Over the past 10 years, Mrs Thatcher and her successive governments have legislated on many aspects of British life and not least of these is education. The 1987 Education Reform Bill and 1988 Education Act are amongst the most far-reaching of those reforms, if only because the consequences are not confined to the immediate but […]
Over the past 10 years, Mrs Thatcher and her successive governments have legislated on many aspects of British life and not least of these is education. The 1987 Education Reform Bill and 1988 Education Act are amongst the most far-reaching of those reforms, if only because the consequences are not confined to the immediate but will affect the consumers of education in subsequent generations, and thus the society in which they live. The philosophy behind planned changes in education is to make the system more cost-effective and to devolve power from Local Education Authorities to the school level. Included in recent legislation are proposals to introduce a national core curriculum, compulsory open enrolment outside existing Local Education Authority parameters, the choice of opting out of Local Education control and assuming grant-maintained status, and the delegation of school management – both financial and personnel to school heads and governors. Essentially, schools are to be turned into business units and by linking financial performance with national curriculum testing, the efficiency and profitability of schools can be assessed. As with any other commercial activity, schools that achieve poor results cannot expect to survive. This is especially true since the population is falling and competition for pupils will be fierce. The added burdens of administration, of buying goods and services and the recruitment of staff, mean that large amounts of data and information will have to be stored and manipulated by schools, in addition to implementing the new core curriculum. A recent report by Coopers & Lybrand for the Department of Education & Science concluded that without computerised information systems, the burdens imposed on school staff could become intolerable, negating the benefits of local management. Consequently, the Government is making UKP75m available to education authorities that they may computerise information and train teaching staff in the use of technology once the devolution of management is complete. If schools are to run like small businesses and use technology to manage their affairs, then computer companies, with remarkably little effort, have discovered a new market, and we can expect to see a increasing number of players competing for a share.
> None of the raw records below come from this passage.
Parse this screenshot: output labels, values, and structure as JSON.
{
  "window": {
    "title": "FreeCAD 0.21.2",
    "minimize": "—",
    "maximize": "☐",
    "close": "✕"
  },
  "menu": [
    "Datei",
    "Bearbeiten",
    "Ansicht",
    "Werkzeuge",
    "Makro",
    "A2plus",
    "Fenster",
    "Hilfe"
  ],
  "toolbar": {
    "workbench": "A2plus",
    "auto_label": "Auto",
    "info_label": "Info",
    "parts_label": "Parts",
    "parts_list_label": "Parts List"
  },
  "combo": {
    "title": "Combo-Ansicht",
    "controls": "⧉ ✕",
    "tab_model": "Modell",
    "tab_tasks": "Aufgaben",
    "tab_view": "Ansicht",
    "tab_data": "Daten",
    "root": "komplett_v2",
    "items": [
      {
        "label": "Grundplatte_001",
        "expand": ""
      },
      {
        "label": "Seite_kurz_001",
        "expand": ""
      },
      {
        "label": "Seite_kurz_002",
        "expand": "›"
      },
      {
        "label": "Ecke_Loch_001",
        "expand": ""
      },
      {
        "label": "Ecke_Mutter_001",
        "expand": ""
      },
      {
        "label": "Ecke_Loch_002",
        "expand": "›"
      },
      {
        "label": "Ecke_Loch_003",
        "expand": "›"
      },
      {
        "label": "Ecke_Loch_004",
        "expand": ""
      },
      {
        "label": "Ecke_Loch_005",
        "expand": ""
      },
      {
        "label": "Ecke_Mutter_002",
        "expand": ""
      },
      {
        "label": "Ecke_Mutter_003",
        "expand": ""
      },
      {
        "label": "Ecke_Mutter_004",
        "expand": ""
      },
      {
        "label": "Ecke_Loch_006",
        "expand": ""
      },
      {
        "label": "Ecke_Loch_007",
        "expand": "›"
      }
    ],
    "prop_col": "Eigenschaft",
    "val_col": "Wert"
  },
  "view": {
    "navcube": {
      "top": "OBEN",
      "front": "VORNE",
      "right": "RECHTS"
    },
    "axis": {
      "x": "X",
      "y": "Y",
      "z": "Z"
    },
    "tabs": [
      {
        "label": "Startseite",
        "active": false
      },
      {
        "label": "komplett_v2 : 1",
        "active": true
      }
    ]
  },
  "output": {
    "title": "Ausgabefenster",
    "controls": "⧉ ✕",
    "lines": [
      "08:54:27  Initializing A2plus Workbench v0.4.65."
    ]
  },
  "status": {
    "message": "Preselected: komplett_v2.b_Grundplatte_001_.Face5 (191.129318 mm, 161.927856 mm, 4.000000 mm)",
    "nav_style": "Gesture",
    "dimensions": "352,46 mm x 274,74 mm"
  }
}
Previously, the education market was dominated by two companies, Relational Technology and IBM, but the first of the newcomers has emerged in the form of Bull HN Information Systems. Two contracts for Bull Bull has won two contracts from Gloucestershire County Council to run its Schools Information Management System on Bull personal computers. The company is installing 42 APM-45 personal computers and Compuprint 4/62 printers in secondary schools and 93 APM-45 personal computers in primary schools. In addition, Bull has teamed up with SIMS Ltd and apart from marketing its Schools Information Management System, has invested in UKP60,000 of equipment that they may jointly develop a system for education authorities called SIMMS-EDS. Bull also has an incentive package for schools whereby it will maintain hardware regardless of the manufacturer and is offering a 38% discount on installations, an attractive proposition given that a five-station local area network with printer and software costs in the region of UKP10,000. At present, Deer Park secondary school in Gloucestershire is acting as a county training centre and is using a Bull AP-45 micro with 40Mb hard disk running MS-DOS 3.3 with SIMS Finance module and Student, Teacher and Academic Record Module. Apart from the Gloucestershire contract Bull has also set up a number of pilot schemes in Essex, Camden, Hereford and Worcester, and two schemes at further education centres in Bromley and Manchester. No doubt Bull is the first of many to become aware of the commercial possibilities arising from the liberalisation of education: regardless of ideological arguments over thorny issues such as opting out, the appointment of financial managers, and teachers becoming administrators, there is now undeniable need fo
r technology in education – if only to leave the educators free to do what they they do best.